Harold Hall

Cabinet Making


Timber Characteristics   Harold Hall

Wood in the metalworking workshop

Some viewers may be surprised to find an article regarding wood in a predominantly metalworking website, as I was when the editor or the Model Engineers' Workshop suggested I provided an article on the subject for the magazine. After some thought though, I envisaged its use in a variety of workshop applications and, having done the obligatory DIY, I decided a few years ago that I would like to try some serious carpentry and from this I acquired some knowledge on the subject of timber.


Where then will wood appear in the home metalworking workshop? Most obviously in the building itself as many will be a wooden shed also with wooden fittings. These will mostly be made using a "Softwood", frequently Pine. The term "Softwood" is though not what many will think it to be, but relates to the different cell structure between it and so called "Hardwood".


In most cases these terms quite accurately describe the wood but they are far from precise. Surprisingly, Balsa, the softest of all wood species is in fact a "Hardwood". "Softwood" comes from needle bearing trees that  grow rapidly and are therefore a cheaper alternative to the "Hardwoods". "Hardwood", on the other hand, comes from broad leafed trees and grows very slowly. The purpose of these pages is not though to discuss what may be called "everyday timber", "softwood", but to deal with the more decorative timbers, predominantly the "Hardwoods”


These can be many and varied, typically, a plinth or display cabinet for a model. With an interest in making clock movements, making ones own case would add considerably to the satisfaction in the finished result. A piece of precision equipment, an engineer's level for example, would benefit from a well-made and polished hardwood box to house this, especially if being exhibited.


Many models made in the workshop will contain some timber, some a large amount, the "Monmouth" cart, Photo 1, being an example. Some have expressed an opinion that such models do not fit into the "model engineering" arena, there are though, whilst appearing mainly wood, 506 metal items not including the chain that was the only item I purchased.


Conversion methods

Before dealing with individual species, let us consider what happens between felling and arriving in your workshop. The obvious difference will be in the finish, sawn or planed.  Whilst much "Softwood" will be planed, "Hardwood" will mostly be offered as sawn boards. For some species, this may still have the bark on either edge, called "Waney Edge". Even if supplied with sawn edges the widths will be random as, being an expensive commodity, the processor will not want to produce scrap in bringing all boards to a consistent width.


For the enthusiast with mechanised planners this can add to the satisfaction as, until the board has been planed, its true appearance and its best location in the project cannot be chosen. If you purchase from a major supplier, sawn boards will be the only option.


Smaller suppliers, of whom there are many, may be prepared to plane them to size for you, perhaps even having some planed boards on display from which you can make your selection. In these cases thickness will be to a standard size but widths will still be random. If like me you have a specific and less common requirement (American Red Elm in my case) buying from a large supplier may be the only option.

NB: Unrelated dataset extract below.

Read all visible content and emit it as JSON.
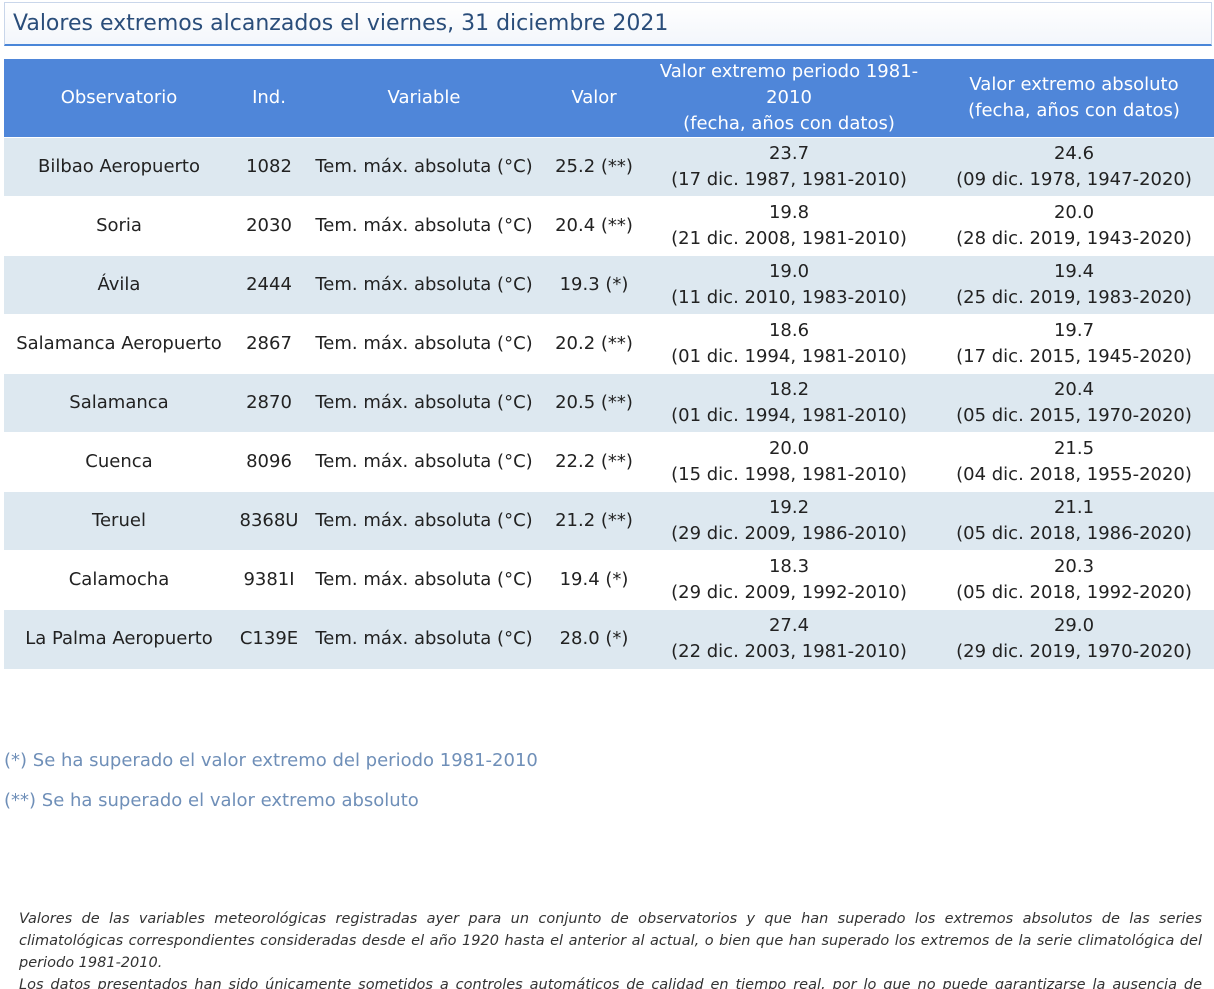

Model Monmouth Cart


Unless indicated otherwise  the pictures can be clicked on to provide a larger view.